* _What you need to do_
Select the lines of the records containing the word "kind" and list them.

* _Provided data_
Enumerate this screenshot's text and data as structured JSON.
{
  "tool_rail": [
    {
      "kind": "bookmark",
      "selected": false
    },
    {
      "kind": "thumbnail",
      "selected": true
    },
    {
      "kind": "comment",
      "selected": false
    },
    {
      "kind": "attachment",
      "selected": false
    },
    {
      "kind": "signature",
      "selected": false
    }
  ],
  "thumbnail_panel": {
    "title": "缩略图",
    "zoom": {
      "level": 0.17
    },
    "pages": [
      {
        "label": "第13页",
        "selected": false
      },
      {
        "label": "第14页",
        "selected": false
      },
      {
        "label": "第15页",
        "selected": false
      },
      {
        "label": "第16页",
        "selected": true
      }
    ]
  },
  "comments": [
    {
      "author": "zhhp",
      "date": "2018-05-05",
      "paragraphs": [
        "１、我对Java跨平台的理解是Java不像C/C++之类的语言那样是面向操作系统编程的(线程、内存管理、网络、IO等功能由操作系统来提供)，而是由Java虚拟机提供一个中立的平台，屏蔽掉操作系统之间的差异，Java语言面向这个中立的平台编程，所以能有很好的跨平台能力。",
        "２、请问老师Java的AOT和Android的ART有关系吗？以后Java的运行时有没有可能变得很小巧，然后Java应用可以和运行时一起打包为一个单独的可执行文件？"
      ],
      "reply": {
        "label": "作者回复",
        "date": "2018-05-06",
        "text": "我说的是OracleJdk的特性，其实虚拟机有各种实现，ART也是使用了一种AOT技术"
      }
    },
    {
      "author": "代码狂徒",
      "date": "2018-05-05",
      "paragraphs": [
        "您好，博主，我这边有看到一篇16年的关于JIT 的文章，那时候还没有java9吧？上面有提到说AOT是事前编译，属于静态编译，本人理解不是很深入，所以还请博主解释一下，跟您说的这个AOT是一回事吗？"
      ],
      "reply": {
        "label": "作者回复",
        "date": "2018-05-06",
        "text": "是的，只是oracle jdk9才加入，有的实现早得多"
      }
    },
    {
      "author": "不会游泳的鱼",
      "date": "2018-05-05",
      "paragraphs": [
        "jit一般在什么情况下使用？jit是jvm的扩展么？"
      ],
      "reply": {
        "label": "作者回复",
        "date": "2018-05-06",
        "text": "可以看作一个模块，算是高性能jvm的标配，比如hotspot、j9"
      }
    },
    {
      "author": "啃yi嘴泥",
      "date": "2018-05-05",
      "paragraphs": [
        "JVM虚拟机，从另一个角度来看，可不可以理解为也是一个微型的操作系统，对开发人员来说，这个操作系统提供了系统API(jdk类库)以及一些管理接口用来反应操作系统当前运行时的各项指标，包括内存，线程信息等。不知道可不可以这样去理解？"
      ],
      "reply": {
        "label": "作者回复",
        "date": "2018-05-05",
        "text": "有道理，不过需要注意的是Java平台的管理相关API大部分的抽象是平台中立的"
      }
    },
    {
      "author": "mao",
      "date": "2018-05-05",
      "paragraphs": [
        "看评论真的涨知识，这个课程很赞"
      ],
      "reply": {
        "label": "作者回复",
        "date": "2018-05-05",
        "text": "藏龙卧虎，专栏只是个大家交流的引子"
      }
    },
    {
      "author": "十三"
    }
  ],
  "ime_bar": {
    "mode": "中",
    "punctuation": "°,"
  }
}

* _Solution_
      "kind": "bookmark",
      "kind": "thumbnail",
      "kind": "comment",
      "kind": "attachment",
      "kind": "signature",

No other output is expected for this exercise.